A blessed solemnity of Christ the King to all our readers! A rather recent feast, as Church history goes, first promulgated by Pope Pius XI in the wake of the ‘war to end all wars’, in his encyclical of December 11, 1925, Quas Primas, in the sixteenth centenary of the Council of Nicaea, which, as the Holy Father states, defined and proposed for Catholic belief the dogma of the Consubstantiality of the Onlybegotten with the Father, and added to the Creed the words “of whose kingdom there shall be no end,” thereby affirming the kingly dignity of Christ.
And as the Pope declares emphatically a few lines earlier, in words that seem to ring just as true today, as then:
And We remember saying that these manifold evils in the world were due to the fact that the majority of men had thrust Jesus Christ and his holy law out of their lives; that these had no place either in private affairs or in politics: and we said further, that as long as individuals and states refused to submit to the rule of our Savior, there would be no really hopeful prospect of a lasting peace among nations.
The whole letter is well worth a perusal.
This feast, first placed on the last Sunday of October – when it is still celebrated in the usus antiquior – in part as an bold liturgical answer to the Lutheran ‘Reformation Sunday’ (the Protestants have a different idea of Christ’s kingdom) – the feast was moved to the more eschatologically significant last Sunday of the liturgical year, where we prepare more intensely not only for the birth of the Saviour, but His return at the end of time, when, to return to the Creed, ‘He will come again to judge the living and the dead’.

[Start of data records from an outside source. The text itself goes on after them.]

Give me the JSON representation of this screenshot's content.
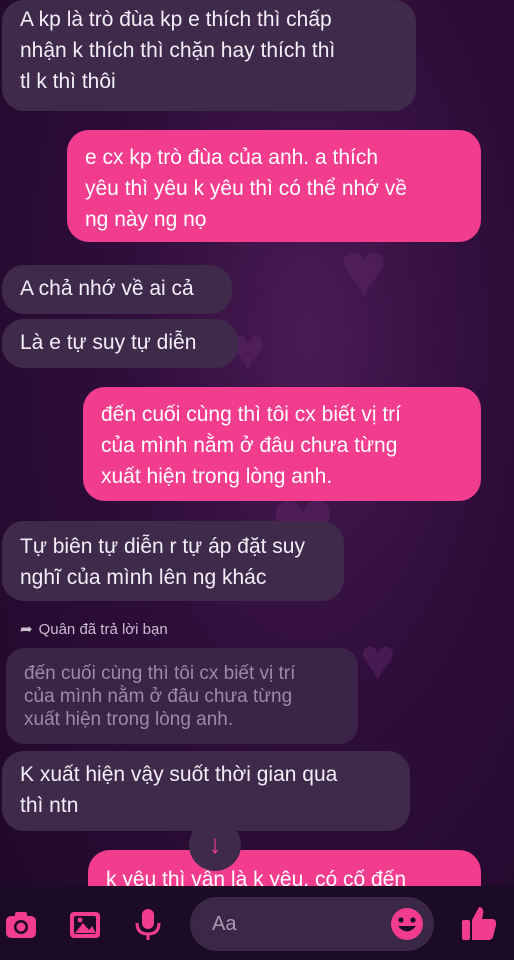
{
  "messages": [
    {
      "side": "received",
      "text": "A kp là trò đùa kp e thích thì chấp\nnhận k thích thì chặn hay thích thì\ntl k thì thôi"
    },
    {
      "side": "sent",
      "text": "e cx kp trò đùa của anh. a thích\nyêu thì yêu k yêu thì có thể nhớ về\nng này ng nọ"
    },
    {
      "side": "received",
      "text": "A chả nhớ về ai cả"
    },
    {
      "side": "received",
      "text": "Là e tự suy tự diễn"
    },
    {
      "side": "sent",
      "text": "đến cuối cùng thì tôi cx biết vị trí\ncủa mình nằm ở đâu chưa từng\nxuất hiện trong lòng anh."
    },
    {
      "side": "received",
      "text": "Tự biên tự diễn r tự áp đặt suy\nnghĩ của mình lên ng khác"
    },
    {
      "side": "received",
      "text": "K xuất hiện vậy suốt thời gian qua\nthì ntn"
    },
    {
      "side": "sent",
      "text": "k yêu thì vẫn là k yêu. có cố đến"
    }
  ],
  "reply": {
    "label": "Quân đã trả lời bạn",
    "quoted_text": "đến cuối cùng thì tôi cx biết vị trí\ncủa mình nằm ở đâu chưa từng\nxuất hiện trong lòng anh."
  },
  "composer": {
    "placeholder": "Aa"
  },
  "icons": [
    "camera-icon",
    "gallery-icon",
    "microphone-icon",
    "emoji-icon",
    "like-icon",
    "reply-arrow-icon",
    "scroll-down-icon"
  ],
  "colors": {
    "accent": "#f23d8f",
    "received_bubble": "#3f2a4c",
    "background": "#2e0d3a"
  }
}
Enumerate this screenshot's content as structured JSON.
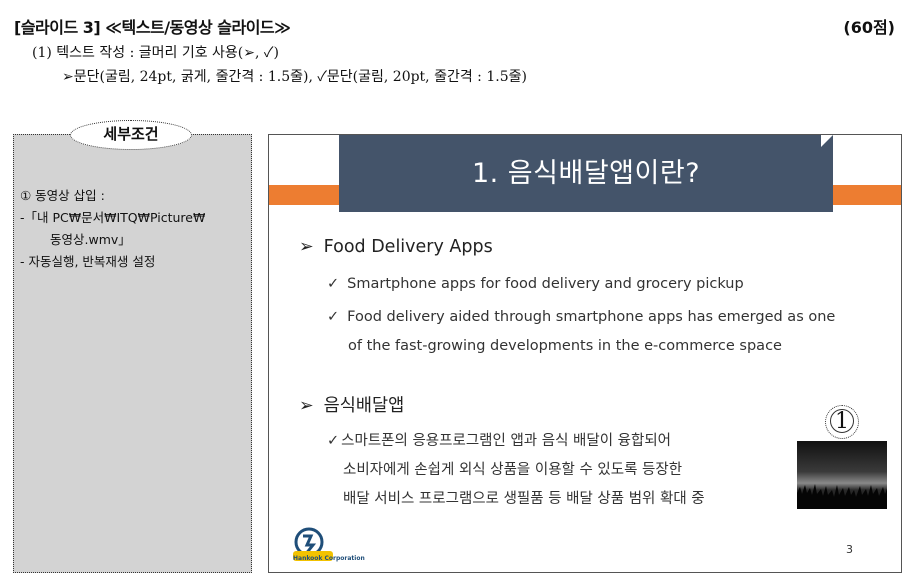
{
  "header": {
    "title": "[슬라이드 3] ≪텍스트/동영상 슬라이드≫",
    "score": "(60점)",
    "req_line1": "(1) 텍스트 작성 : 글머리 기호 사용(➢, ✓)",
    "req_line2": "➢문단(굴림, 24pt, 굵게, 줄간격 : 1.5줄), ✓문단(굴림, 20pt, 줄간격 : 1.5줄)"
  },
  "conditions": {
    "tag": "세부조건",
    "item1": "① 동영상 삽입 :",
    "item2a": "-「내 PC₩문서₩ITQ₩Picture₩",
    "item2b": "동영상.wmv」",
    "item3": "- 자동실행, 반복재생 설정"
  },
  "slide": {
    "title": "1. 음식배달앱이란?",
    "section1": {
      "heading": "Food Delivery Apps",
      "bullet1": "Smartphone apps for food delivery and grocery pickup",
      "bullet2_line1": "Food delivery aided through smartphone apps has emerged as one",
      "bullet2_line2": "of the fast-growing developments in the e-commerce space"
    },
    "section2": {
      "heading": "음식배달앱",
      "line1": "스마트폰의 응용프로그램인 앱과 음식 배달이 융합되어",
      "line2": "소비자에게 손쉽게 외식 상품을 이용할 수 있도록 등장한",
      "line3": "배달 서비스 프로그램으로 생필품 등 배달 상품 범위 확대 중"
    },
    "marker": "1",
    "bullet_arrow": "➢",
    "bullet_check": "✓",
    "logo_text": "Hankook Corporation",
    "page_number": "3"
  },
  "colors": {
    "title_box": "#44546a",
    "accent_bar": "#ed7d31",
    "panel": "#d3d3d3"
  }
}
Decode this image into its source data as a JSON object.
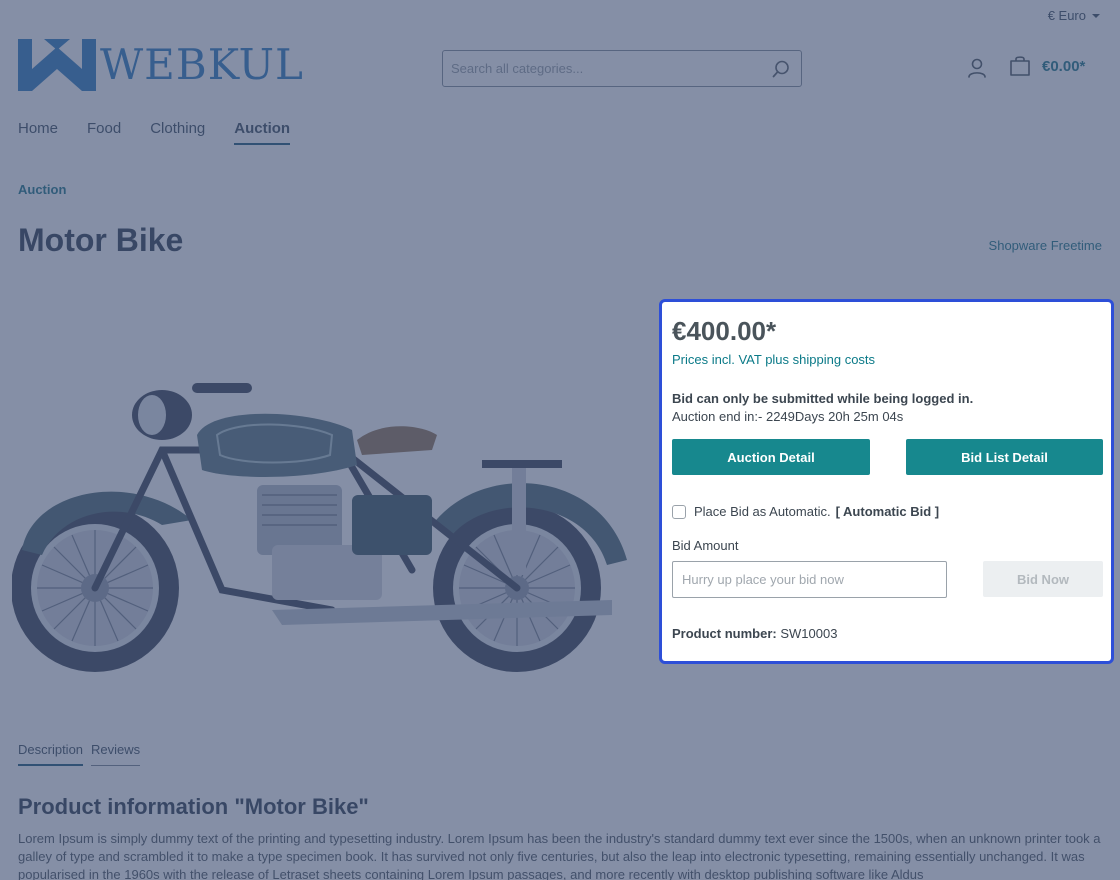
{
  "topbar": {
    "currency": "€ Euro"
  },
  "header": {
    "logo_text": "WEBKUL",
    "search_placeholder": "Search all categories...",
    "cart_total": "€0.00*"
  },
  "nav": {
    "items": [
      {
        "label": "Home"
      },
      {
        "label": "Food"
      },
      {
        "label": "Clothing"
      },
      {
        "label": "Auction"
      }
    ],
    "active": "Auction"
  },
  "breadcrumb": "Auction",
  "product": {
    "title": "Motor Bike",
    "manufacturer": "Shopware Freetime"
  },
  "buybox": {
    "price": "€400.00*",
    "vat_note": "Prices incl. VAT plus shipping costs",
    "login_note": "Bid can only be submitted while being logged in.",
    "end_label": "Auction end in:-",
    "end_value": "2249Days 20h 25m 04s",
    "auction_detail_label": "Auction Detail",
    "bid_list_label": "Bid List Detail",
    "auto_bid_label": "Place Bid as Automatic.",
    "auto_bid_tag": "[ Automatic Bid ]",
    "bid_amount_label": "Bid Amount",
    "bid_input_placeholder": "Hurry up place your bid now",
    "bid_now_label": "Bid Now",
    "product_number_label": "Product number:",
    "product_number_value": "SW10003"
  },
  "tabs": [
    {
      "label": "Description"
    },
    {
      "label": "Reviews"
    }
  ],
  "description": {
    "title": "Product information \"Motor Bike\"",
    "text": "Lorem Ipsum is simply dummy text of the printing and typesetting industry. Lorem Ipsum has been the industry's standard dummy text ever since the 1500s, when an unknown printer took a galley of type and scrambled it to make a type specimen book. It has survived not only five centuries, but also the leap into electronic typesetting, remaining essentially unchanged. It was popularised in the 1960s with the release of Letraset sheets containing Lorem Ipsum passages, and more recently with desktop publishing software like Aldus"
  },
  "colors": {
    "accent": "#17888e",
    "brand": "#1d6fb8",
    "modal_border": "#2d4fd8"
  }
}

You might also enjoy this reflection from Father George Rutler from a few years ago. His take on things seem always a propos.
Christus vincit, Christus regnat, Christus imperat!